(ASSIGNMENT)
Word for word, restate every line of the material.

┌──

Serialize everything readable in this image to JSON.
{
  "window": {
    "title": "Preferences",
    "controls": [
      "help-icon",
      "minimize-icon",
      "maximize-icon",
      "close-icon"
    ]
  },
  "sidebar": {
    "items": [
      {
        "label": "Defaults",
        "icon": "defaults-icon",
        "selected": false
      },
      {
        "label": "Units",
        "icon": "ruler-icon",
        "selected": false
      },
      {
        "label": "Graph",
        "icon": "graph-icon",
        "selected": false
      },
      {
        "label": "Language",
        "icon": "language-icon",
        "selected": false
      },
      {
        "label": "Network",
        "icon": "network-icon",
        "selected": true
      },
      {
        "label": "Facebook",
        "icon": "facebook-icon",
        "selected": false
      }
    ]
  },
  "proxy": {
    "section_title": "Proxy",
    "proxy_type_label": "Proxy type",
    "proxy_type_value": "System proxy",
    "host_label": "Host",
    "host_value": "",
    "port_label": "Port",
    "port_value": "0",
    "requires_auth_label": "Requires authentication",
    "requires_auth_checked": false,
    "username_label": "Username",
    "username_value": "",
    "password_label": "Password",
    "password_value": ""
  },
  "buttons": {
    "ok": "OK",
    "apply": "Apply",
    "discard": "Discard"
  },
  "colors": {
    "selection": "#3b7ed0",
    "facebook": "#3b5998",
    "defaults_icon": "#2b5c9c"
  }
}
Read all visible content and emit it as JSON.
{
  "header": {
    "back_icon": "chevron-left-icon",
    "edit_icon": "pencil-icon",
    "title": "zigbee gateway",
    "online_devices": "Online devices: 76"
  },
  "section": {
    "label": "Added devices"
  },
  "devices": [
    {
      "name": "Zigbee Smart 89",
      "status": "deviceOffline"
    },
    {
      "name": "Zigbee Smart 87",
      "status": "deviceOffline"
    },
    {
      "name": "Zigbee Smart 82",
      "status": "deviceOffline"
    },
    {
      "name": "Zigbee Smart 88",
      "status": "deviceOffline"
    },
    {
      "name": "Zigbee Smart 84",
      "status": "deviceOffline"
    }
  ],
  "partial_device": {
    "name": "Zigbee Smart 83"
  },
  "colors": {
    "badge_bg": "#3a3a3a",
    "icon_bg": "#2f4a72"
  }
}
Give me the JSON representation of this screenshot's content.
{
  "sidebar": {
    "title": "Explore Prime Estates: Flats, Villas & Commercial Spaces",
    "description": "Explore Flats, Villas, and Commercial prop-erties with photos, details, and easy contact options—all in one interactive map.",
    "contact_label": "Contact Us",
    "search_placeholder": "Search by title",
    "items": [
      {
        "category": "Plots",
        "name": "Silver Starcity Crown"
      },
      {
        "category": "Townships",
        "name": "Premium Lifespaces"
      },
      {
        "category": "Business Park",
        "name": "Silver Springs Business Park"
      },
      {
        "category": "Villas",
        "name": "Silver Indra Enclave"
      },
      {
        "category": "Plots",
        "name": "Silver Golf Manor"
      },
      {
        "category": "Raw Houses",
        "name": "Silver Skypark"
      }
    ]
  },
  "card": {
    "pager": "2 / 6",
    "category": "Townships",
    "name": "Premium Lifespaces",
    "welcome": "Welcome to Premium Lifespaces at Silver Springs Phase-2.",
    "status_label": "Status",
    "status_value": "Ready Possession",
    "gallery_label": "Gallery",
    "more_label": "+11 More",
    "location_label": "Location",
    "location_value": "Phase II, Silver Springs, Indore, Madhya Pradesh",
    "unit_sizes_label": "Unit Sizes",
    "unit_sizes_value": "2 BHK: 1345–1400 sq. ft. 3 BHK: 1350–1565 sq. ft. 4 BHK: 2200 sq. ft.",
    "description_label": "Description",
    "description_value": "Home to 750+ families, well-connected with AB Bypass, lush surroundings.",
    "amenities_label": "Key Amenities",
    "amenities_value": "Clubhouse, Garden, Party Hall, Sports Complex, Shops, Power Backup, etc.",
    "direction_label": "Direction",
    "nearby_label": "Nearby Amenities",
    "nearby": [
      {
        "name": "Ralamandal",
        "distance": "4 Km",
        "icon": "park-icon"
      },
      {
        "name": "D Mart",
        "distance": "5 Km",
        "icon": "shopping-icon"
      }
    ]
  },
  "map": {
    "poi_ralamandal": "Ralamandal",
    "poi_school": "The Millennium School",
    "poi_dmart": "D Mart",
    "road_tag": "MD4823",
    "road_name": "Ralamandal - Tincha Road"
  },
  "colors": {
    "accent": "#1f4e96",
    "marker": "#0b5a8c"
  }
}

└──

(WRITTEN RESPONSE)
Serialize everything readable in this image to JSON.
{
  "window": {
    "title": "Preferences",
    "controls": [
      "help-icon",
      "minimize-icon",
      "maximize-icon",
      "close-icon"
    ]
  },
  "sidebar": {
    "items": [
      {
        "label": "Defaults",
        "icon": "defaults-icon",
        "selected": false
      },
      {
        "label": "Units",
        "icon": "ruler-icon",
        "selected": false
      },
      {
        "label": "Graph",
        "icon": "graph-icon",
        "selected": false
      },
      {
        "label": "Language",
        "icon": "language-icon",
        "selected": false
      },
      {
        "label": "Network",
        "icon": "network-icon",
        "selected": true
      },
      {
        "label": "Facebook",
        "icon": "facebook-icon",
        "selected": false
      }
    ]
  },
  "proxy": {
    "section_title": "Proxy",
    "proxy_type_label": "Proxy type",
    "proxy_type_value": "System proxy",
    "host_label": "Host",
    "host_value": "",
    "port_label": "Port",
    "port_value": "0",
    "requires_auth_label": "Requires authentication",
    "requires_auth_checked": false,
    "username_label": "Username",
    "username_value": "",
    "password_label": "Password",
    "password_value": ""
  },
  "buttons": {
    "ok": "OK",
    "apply": "Apply",
    "discard": "Discard"
  },
  "colors": {
    "selection": "#3b7ed0",
    "facebook": "#3b5998",
    "defaults_icon": "#2b5c9c"
  }
}
Read all visible content and emit it as JSON.
{
  "header": {
    "back_icon": "chevron-left-icon",
    "edit_icon": "pencil-icon",
    "title": "zigbee gateway",
    "online_devices": "Online devices: 76"
  },
  "section": {
    "label": "Added devices"
  },
  "devices": [
    {
      "name": "Zigbee Smart 89",
      "status": "deviceOffline"
    },
    {
      "name": "Zigbee Smart 87",
      "status": "deviceOffline"
    },
    {
      "name": "Zigbee Smart 82",
      "status": "deviceOffline"
    },
    {
      "name": "Zigbee Smart 88",
      "status": "deviceOffline"
    },
    {
      "name": "Zigbee Smart 84",
      "status": "deviceOffline"
    }
  ],
  "partial_device": {
    "name": "Zigbee Smart 83"
  },
  "colors": {
    "badge_bg": "#3a3a3a",
    "icon_bg": "#2f4a72"
  }
}
Give me the JSON representation of this screenshot's content.
{
  "sidebar": {
    "title": "Explore Prime Estates: Flats, Villas & Commercial Spaces",
    "description": "Explore Flats, Villas, and Commercial prop-erties with photos, details, and easy contact options—all in one interactive map.",
    "contact_label": "Contact Us",
    "search_placeholder": "Search by title",
    "items": [
      {
        "category": "Plots",
        "name": "Silver Starcity Crown"
      },
      {
        "category": "Townships",
        "name": "Premium Lifespaces"
      },
      {
        "category": "Business Park",
        "name": "Silver Springs Business Park"
      },
      {
        "category": "Villas",
        "name": "Silver Indra Enclave"
      },
      {
        "category": "Plots",
        "name": "Silver Golf Manor"
      },
      {
        "category": "Raw Houses",
        "name": "Silver Skypark"
      }
    ]
  },
  "card": {
    "pager": "2 / 6",
    "category": "Townships",
    "name": "Premium Lifespaces",
    "welcome": "Welcome to Premium Lifespaces at Silver Springs Phase-2.",
    "status_label": "Status",
    "status_value": "Ready Possession",
    "gallery_label": "Gallery",
    "more_label": "+11 More",
    "location_label": "Location",
    "location_value": "Phase II, Silver Springs, Indore, Madhya Pradesh",
    "unit_sizes_label": "Unit Sizes",
    "unit_sizes_value": "2 BHK: 1345–1400 sq. ft. 3 BHK: 1350–1565 sq. ft. 4 BHK: 2200 sq. ft.",
    "description_label": "Description",
    "description_value": "Home to 750+ families, well-connected with AB Bypass, lush surroundings.",
    "amenities_label": "Key Amenities",
    "amenities_value": "Clubhouse, Garden, Party Hall, Sports Complex, Shops, Power Backup, etc.",
    "direction_label": "Direction",
    "nearby_label": "Nearby Amenities",
    "nearby": [
      {
        "name": "Ralamandal",
        "distance": "4 Km",
        "icon": "park-icon"
      },
      {
        "name": "D Mart",
        "distance": "5 Km",
        "icon": "shopping-icon"
      }
    ]
  },
  "map": {
    "poi_ralamandal": "Ralamandal",
    "poi_school": "The Millennium School",
    "poi_dmart": "D Mart",
    "road_tag": "MD4823",
    "road_name": "Ralamandal - Tincha Road"
  },
  "colors": {
    "accent": "#1f4e96",
    "marker": "#0b5a8c"
  }
}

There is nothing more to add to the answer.